# Stored records:
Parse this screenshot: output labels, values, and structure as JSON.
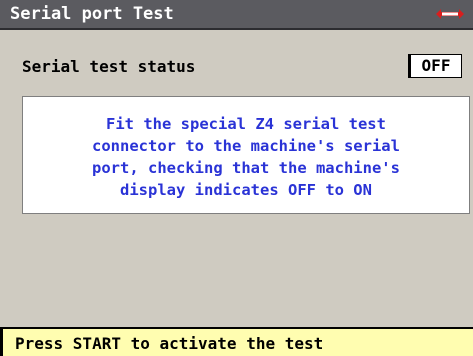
{
  "window": {
    "title": "Serial port Test",
    "logo_icon": "silca-logo-icon"
  },
  "status": {
    "label": "Serial test status",
    "value": "OFF"
  },
  "instructions": {
    "lines": [
      "Fit the special Z4 serial test",
      "connector to the machine's serial",
      "port, checking that the machine's",
      "display indicates OFF to ON"
    ]
  },
  "footer": {
    "message": "Press START to activate the test"
  },
  "colors": {
    "titlebar": "#5b5b60",
    "background": "#cfcbc1",
    "instruction_text": "#2a33d6",
    "footer_background": "#fffdb0",
    "logo_red": "#d81e1e"
  }
}
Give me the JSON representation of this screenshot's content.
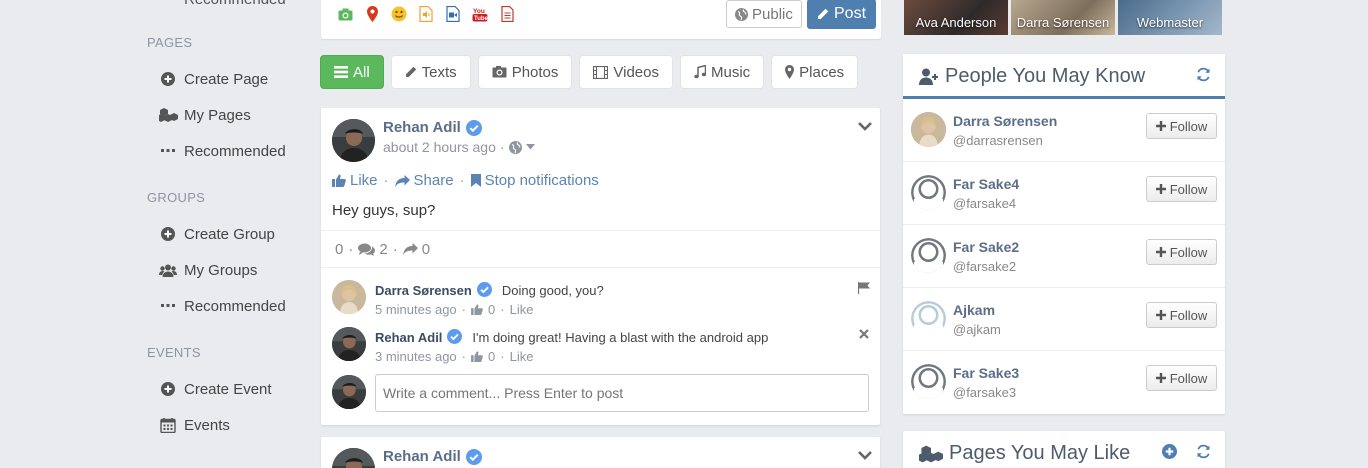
{
  "sidebar": {
    "cut_item": "Recommended",
    "sections": [
      {
        "heading": "PAGES",
        "items": [
          {
            "label": "Create Page",
            "icon": "plus-circle-icon"
          },
          {
            "label": "My Pages",
            "icon": "cubes-icon"
          },
          {
            "label": "Recommended",
            "icon": "ellipsis-icon"
          }
        ]
      },
      {
        "heading": "GROUPS",
        "items": [
          {
            "label": "Create Group",
            "icon": "plus-circle-icon"
          },
          {
            "label": "My Groups",
            "icon": "users-icon"
          },
          {
            "label": "Recommended",
            "icon": "ellipsis-icon"
          }
        ]
      },
      {
        "heading": "EVENTS",
        "items": [
          {
            "label": "Create Event",
            "icon": "plus-circle-icon"
          },
          {
            "label": "Events",
            "icon": "calendar-icon"
          }
        ]
      }
    ]
  },
  "composer": {
    "icons": [
      "camera-icon",
      "map-pin-icon",
      "smiley-icon",
      "audio-file-icon",
      "video-file-icon",
      "youtube-icon",
      "document-icon"
    ],
    "public_label": "Public",
    "post_label": "Post"
  },
  "filters": [
    {
      "label": "All",
      "icon": "list-icon",
      "active": true
    },
    {
      "label": "Texts",
      "icon": "pencil-icon",
      "active": false
    },
    {
      "label": "Photos",
      "icon": "photo-icon",
      "active": false
    },
    {
      "label": "Videos",
      "icon": "film-icon",
      "active": false
    },
    {
      "label": "Music",
      "icon": "music-icon",
      "active": false
    },
    {
      "label": "Places",
      "icon": "map-marker-icon",
      "active": false
    }
  ],
  "post": {
    "author": "Rehan Adil",
    "time": "about 2 hours ago",
    "actions": {
      "like": "Like",
      "share": "Share",
      "stop": "Stop notifications"
    },
    "text": "Hey guys, sup?",
    "stats": {
      "likes": "0",
      "comments": "2",
      "shares": "0"
    },
    "comments": [
      {
        "author": "Darra Sørensen",
        "text": "Doing good, you?",
        "time": "5 minutes ago",
        "likes": "0",
        "like_label": "Like"
      },
      {
        "author": "Rehan Adil",
        "text": "I'm doing great! Having a blast with the android app",
        "time": "3 minutes ago",
        "likes": "0",
        "like_label": "Like"
      }
    ],
    "comment_placeholder": "Write a comment... Press Enter to post"
  },
  "post2": {
    "author": "Rehan Adil"
  },
  "photos": [
    "Ava Anderson",
    "Darra Sørensen",
    "Webmaster"
  ],
  "people": {
    "title": "People You May Know",
    "follow_label": "Follow",
    "items": [
      {
        "name": "Darra Sørensen",
        "handle": "@darrasrensen"
      },
      {
        "name": "Far Sake4",
        "handle": "@farsake4"
      },
      {
        "name": "Far Sake2",
        "handle": "@farsake2"
      },
      {
        "name": "Ajkam",
        "handle": "@ajkam"
      },
      {
        "name": "Far Sake3",
        "handle": "@farsake3"
      }
    ]
  },
  "pages_like": {
    "title": "Pages You May Like"
  },
  "colors": {
    "accent": "#4f7fae",
    "green": "#5cb85c",
    "link": "#5b84b1",
    "verified": "#5d9cec"
  }
}
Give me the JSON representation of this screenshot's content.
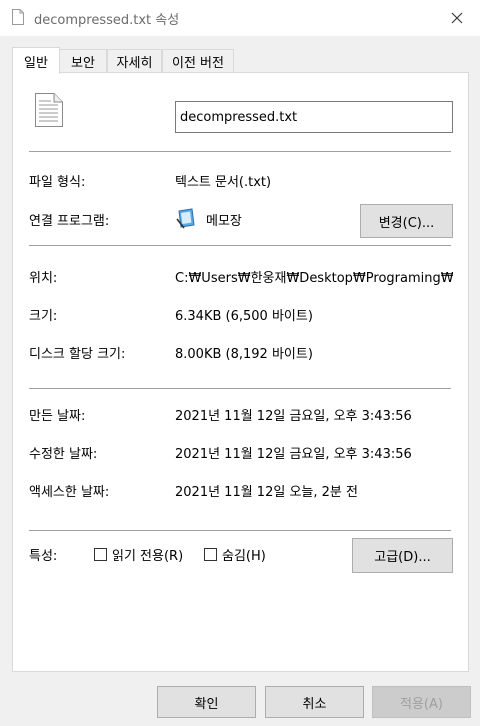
{
  "window": {
    "title": "decompressed.txt 속성"
  },
  "tabs": [
    "일반",
    "보안",
    "자세히",
    "이전 버전"
  ],
  "general": {
    "file_name": "decompressed.txt",
    "type_label": "파일 형식:",
    "type_value": "텍스트 문서(.txt)",
    "opens_with_label": "연결 프로그램:",
    "opens_with_value": "메모장",
    "change_button": "변경(C)...",
    "location_label": "위치:",
    "location_value": "C:₩Users₩한웅재₩Desktop₩Programing₩C",
    "size_label": "크기:",
    "size_value": "6.34KB (6,500 바이트)",
    "size_on_disk_label": "디스크 할당 크기:",
    "size_on_disk_value": "8.00KB (8,192 바이트)",
    "created_label": "만든 날짜:",
    "created_value": "2021년 11월 12일 금요일, 오후 3:43:56",
    "modified_label": "수정한 날짜:",
    "modified_value": "2021년 11월 12일 금요일, 오후 3:43:56",
    "accessed_label": "액세스한 날짜:",
    "accessed_value": "2021년 11월 12일 오늘, 2분 전",
    "attributes_label": "특성:",
    "readonly_label": "읽기 전용(R)",
    "hidden_label": "숨김(H)",
    "advanced_button": "고급(D)..."
  },
  "footer": {
    "ok": "확인",
    "cancel": "취소",
    "apply": "적용(A)"
  }
}
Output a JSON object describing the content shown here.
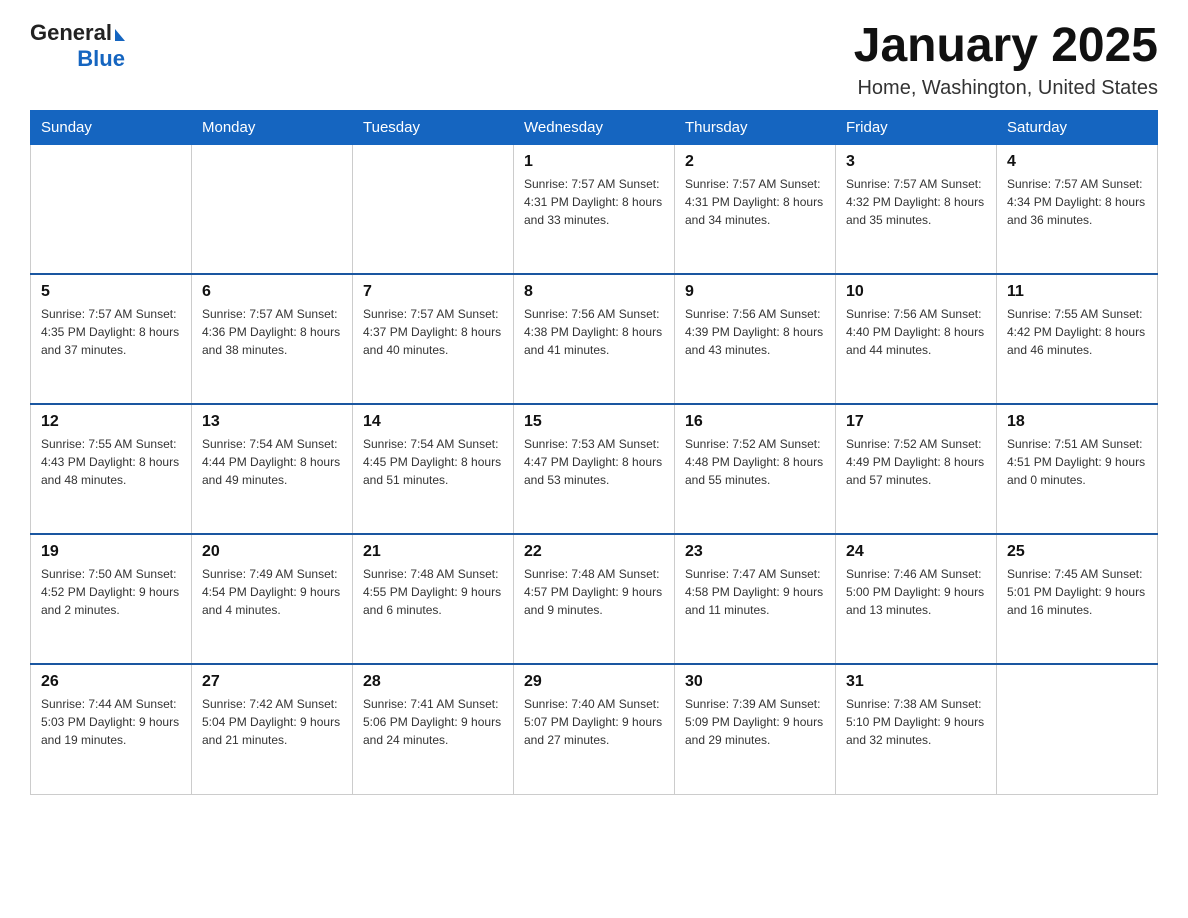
{
  "header": {
    "logo_general": "General",
    "logo_blue": "Blue",
    "title": "January 2025",
    "subtitle": "Home, Washington, United States"
  },
  "days_of_week": [
    "Sunday",
    "Monday",
    "Tuesday",
    "Wednesday",
    "Thursday",
    "Friday",
    "Saturday"
  ],
  "weeks": [
    [
      {
        "day": "",
        "info": ""
      },
      {
        "day": "",
        "info": ""
      },
      {
        "day": "",
        "info": ""
      },
      {
        "day": "1",
        "info": "Sunrise: 7:57 AM\nSunset: 4:31 PM\nDaylight: 8 hours\nand 33 minutes."
      },
      {
        "day": "2",
        "info": "Sunrise: 7:57 AM\nSunset: 4:31 PM\nDaylight: 8 hours\nand 34 minutes."
      },
      {
        "day": "3",
        "info": "Sunrise: 7:57 AM\nSunset: 4:32 PM\nDaylight: 8 hours\nand 35 minutes."
      },
      {
        "day": "4",
        "info": "Sunrise: 7:57 AM\nSunset: 4:34 PM\nDaylight: 8 hours\nand 36 minutes."
      }
    ],
    [
      {
        "day": "5",
        "info": "Sunrise: 7:57 AM\nSunset: 4:35 PM\nDaylight: 8 hours\nand 37 minutes."
      },
      {
        "day": "6",
        "info": "Sunrise: 7:57 AM\nSunset: 4:36 PM\nDaylight: 8 hours\nand 38 minutes."
      },
      {
        "day": "7",
        "info": "Sunrise: 7:57 AM\nSunset: 4:37 PM\nDaylight: 8 hours\nand 40 minutes."
      },
      {
        "day": "8",
        "info": "Sunrise: 7:56 AM\nSunset: 4:38 PM\nDaylight: 8 hours\nand 41 minutes."
      },
      {
        "day": "9",
        "info": "Sunrise: 7:56 AM\nSunset: 4:39 PM\nDaylight: 8 hours\nand 43 minutes."
      },
      {
        "day": "10",
        "info": "Sunrise: 7:56 AM\nSunset: 4:40 PM\nDaylight: 8 hours\nand 44 minutes."
      },
      {
        "day": "11",
        "info": "Sunrise: 7:55 AM\nSunset: 4:42 PM\nDaylight: 8 hours\nand 46 minutes."
      }
    ],
    [
      {
        "day": "12",
        "info": "Sunrise: 7:55 AM\nSunset: 4:43 PM\nDaylight: 8 hours\nand 48 minutes."
      },
      {
        "day": "13",
        "info": "Sunrise: 7:54 AM\nSunset: 4:44 PM\nDaylight: 8 hours\nand 49 minutes."
      },
      {
        "day": "14",
        "info": "Sunrise: 7:54 AM\nSunset: 4:45 PM\nDaylight: 8 hours\nand 51 minutes."
      },
      {
        "day": "15",
        "info": "Sunrise: 7:53 AM\nSunset: 4:47 PM\nDaylight: 8 hours\nand 53 minutes."
      },
      {
        "day": "16",
        "info": "Sunrise: 7:52 AM\nSunset: 4:48 PM\nDaylight: 8 hours\nand 55 minutes."
      },
      {
        "day": "17",
        "info": "Sunrise: 7:52 AM\nSunset: 4:49 PM\nDaylight: 8 hours\nand 57 minutes."
      },
      {
        "day": "18",
        "info": "Sunrise: 7:51 AM\nSunset: 4:51 PM\nDaylight: 9 hours\nand 0 minutes."
      }
    ],
    [
      {
        "day": "19",
        "info": "Sunrise: 7:50 AM\nSunset: 4:52 PM\nDaylight: 9 hours\nand 2 minutes."
      },
      {
        "day": "20",
        "info": "Sunrise: 7:49 AM\nSunset: 4:54 PM\nDaylight: 9 hours\nand 4 minutes."
      },
      {
        "day": "21",
        "info": "Sunrise: 7:48 AM\nSunset: 4:55 PM\nDaylight: 9 hours\nand 6 minutes."
      },
      {
        "day": "22",
        "info": "Sunrise: 7:48 AM\nSunset: 4:57 PM\nDaylight: 9 hours\nand 9 minutes."
      },
      {
        "day": "23",
        "info": "Sunrise: 7:47 AM\nSunset: 4:58 PM\nDaylight: 9 hours\nand 11 minutes."
      },
      {
        "day": "24",
        "info": "Sunrise: 7:46 AM\nSunset: 5:00 PM\nDaylight: 9 hours\nand 13 minutes."
      },
      {
        "day": "25",
        "info": "Sunrise: 7:45 AM\nSunset: 5:01 PM\nDaylight: 9 hours\nand 16 minutes."
      }
    ],
    [
      {
        "day": "26",
        "info": "Sunrise: 7:44 AM\nSunset: 5:03 PM\nDaylight: 9 hours\nand 19 minutes."
      },
      {
        "day": "27",
        "info": "Sunrise: 7:42 AM\nSunset: 5:04 PM\nDaylight: 9 hours\nand 21 minutes."
      },
      {
        "day": "28",
        "info": "Sunrise: 7:41 AM\nSunset: 5:06 PM\nDaylight: 9 hours\nand 24 minutes."
      },
      {
        "day": "29",
        "info": "Sunrise: 7:40 AM\nSunset: 5:07 PM\nDaylight: 9 hours\nand 27 minutes."
      },
      {
        "day": "30",
        "info": "Sunrise: 7:39 AM\nSunset: 5:09 PM\nDaylight: 9 hours\nand 29 minutes."
      },
      {
        "day": "31",
        "info": "Sunrise: 7:38 AM\nSunset: 5:10 PM\nDaylight: 9 hours\nand 32 minutes."
      },
      {
        "day": "",
        "info": ""
      }
    ]
  ]
}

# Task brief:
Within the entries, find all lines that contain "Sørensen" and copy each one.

# Exercise answer:
        "author": "Darra Sørensen",
    "Darra Sørensen",
        "name": "Darra Sørensen",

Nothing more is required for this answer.